On June 15, 2022, the Federal Reserve increased interest rates by 0.75 percentage points, the third increase of the year and the most since 1994. The action aims to slow down the fastest rate of inflation in more than 40 years.
Wall Street had anticipated a half-point rise, but the Fed’s decision to act more forcefully was motivated by the most recent consumer price report, which was released on June 10. The main danger, however, is that rising rates will cause the economy to enter a recession. This concern has been amply reflected by the recent decline in the S&P 500 stock index, which is now in a “bear market” after falling more than 20% from its peak in January.
What does all of this mean? Keep reading to understand what the Fed is attempting to accomplish, whether it will be successful, and what it means for you.
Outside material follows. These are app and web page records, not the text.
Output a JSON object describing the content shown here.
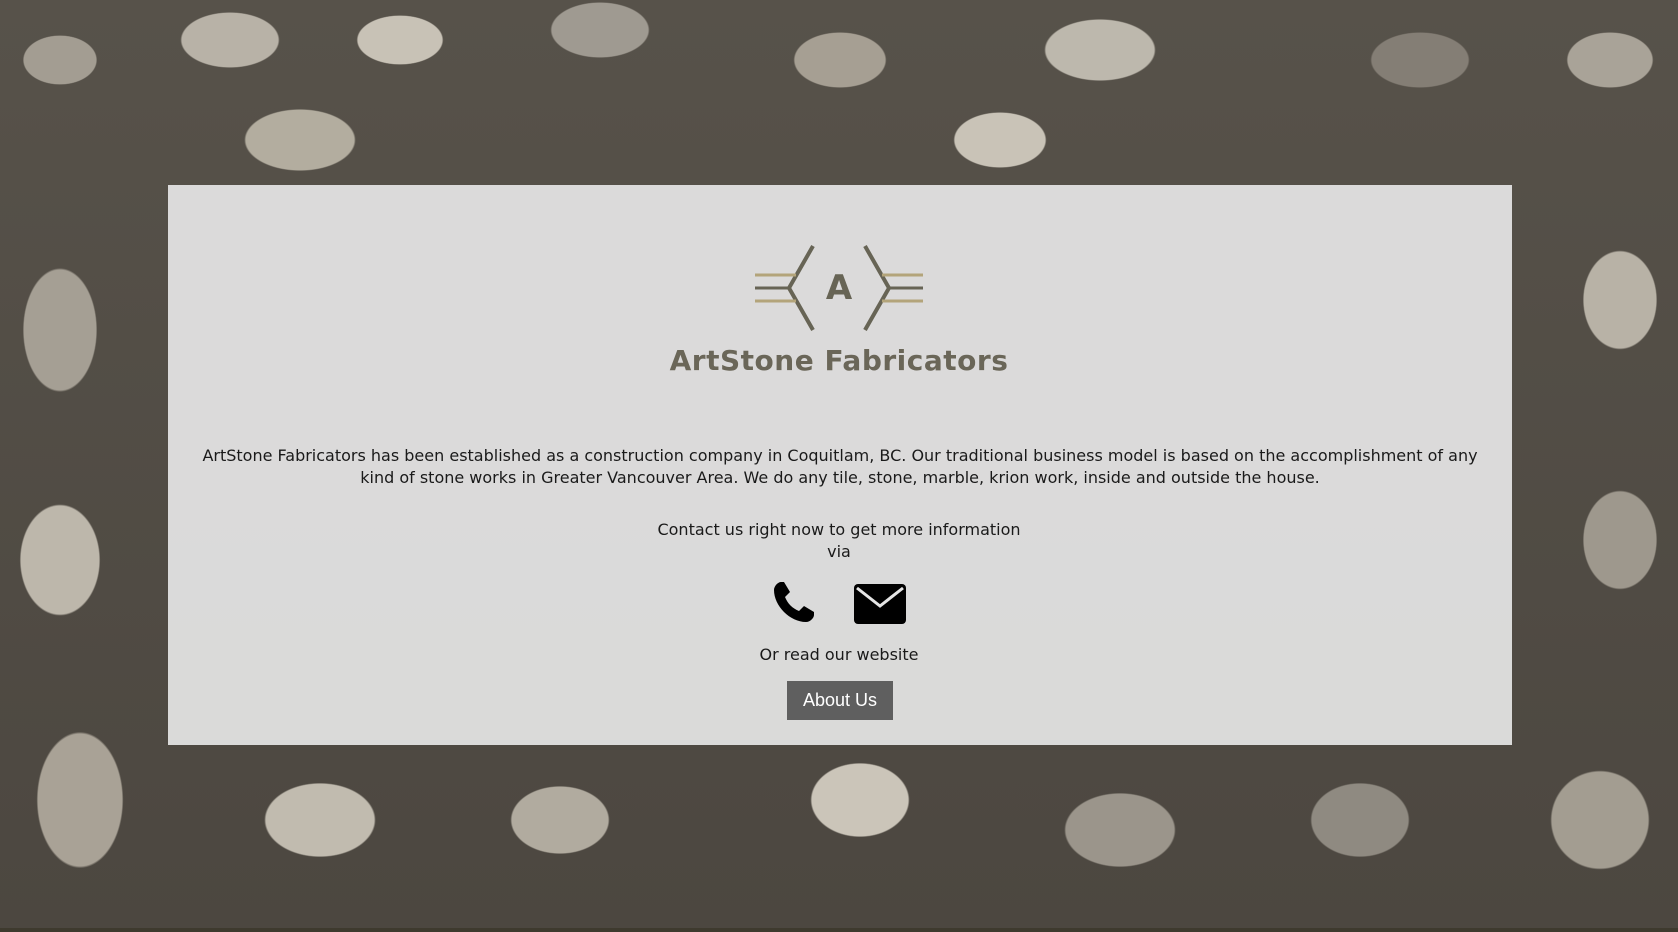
{
  "brand": {
    "name": "ArtStone Fabricators",
    "logo_letter": "A"
  },
  "main": {
    "description": "ArtStone Fabricators has been established as a construction company in Coquitlam, BC. Our traditional business model is based on the accomplishment of any kind of stone works in Greater Vancouver Area. We do any tile, stone, marble, krion work, inside and outside the house.",
    "contact_line1": "Contact us right now to get more information",
    "contact_line2": "via",
    "icons": [
      "phone-icon",
      "envelope-icon"
    ],
    "read_text": "Or read our website",
    "about_button": "About Us"
  },
  "colors": {
    "brand_text": "#6a6658",
    "logo_gold": "#b3a47a",
    "logo_dark": "#676455",
    "button_bg": "#5f5f5f",
    "panel_bg": "#e5e5e5"
  }
}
If you are wondering if now is the time to talk to a bankruptcy attorney, contact Law Offices of Terrence Fantauzzi at (909) 552-1238 to learn more.
How and why is the Fed doing what they are doing?
In order to combat inflation, the Federal Open Market Committee, the Fed’s policy-making body, had been debating how much and how rapidly to raise its benchmark interest rate in the coming months. The stakes are extremely high for the American economy, consumers, and businesses.
Only a week prior, the Fed’s most recent meeting was predicted to result in a 0.5 percentage point rate increase. However, as the May consumer price data revealed that inflation has been unusually persistent, markets and Wall Street economists started to anticipate the higher 0.75-point hike. Even one percentage point of an increase, according to some Wall Street analysts, was possible.
Since the June 10 announcement, financial markets have fallen by more than 6% on the expectation of a faster pace of rate increases owing to inflation. Investors are concerned that the Fed may over slow the economy in its fight against inflation, which if unchecked also creates major issues for customers and businesses. According to a recent poll, Americans believe that inflation is the top issue the United States is now facing.
What goals is the Fed pursuing?
The Federal Reserve’s dual duty is to maintain price stability and increase employment. Policymakers frequently have to choose between the two. When the economy is sluggish, inflation often remains low, allowing the Fed to concentrate on maintaining interest rates low to encourage investment and increase employment. Because unemployment is often fairly low in an expanding economy, the Fed can concentrate on keeping inflation under control.
The Fed does this through setting short-term interest rates, which then allow it to have an impact on long-term rates. For instance, when the Fed increases its target short-term rate, banks must pay more to borrow money, and the increased costs are then passed on to individuals and companies in the form of higher interest rates on long-term loans for homes and cars.
Currently, the economy is doing fairly well
Because of this, the Fed can concentrate on bringing down inflation. The issue is that inflation is currently running at an annualized rate of 8.6 percent, which is so high that lowering it may need the highest interest rates in decades, which might significantly harm the economy. The Fed is therefore attempting to implement a ‘soft landing’.
What is a “soft landing,” and how likely is one?
A “soft landing” is the Fed’s strategy for slowing inflation and, by extension, economic growth, without triggering a downturn.
The Fed anticipates raising interest rates relatively quickly in the upcoming months in order to stabilize prices without negatively impacting employment. With the most recent rate increase, the Fed’s benchmark interest rate now ranges from 1.5 percent to 1.75 percent, up 1.5 percentage points from this time last year.
If you have questions or want to know how to handle your current credit card debt, call Law Offices of Terrence Fantauzzi at (909) 552-1238 and request a free consultation with a bankruptcy attorney.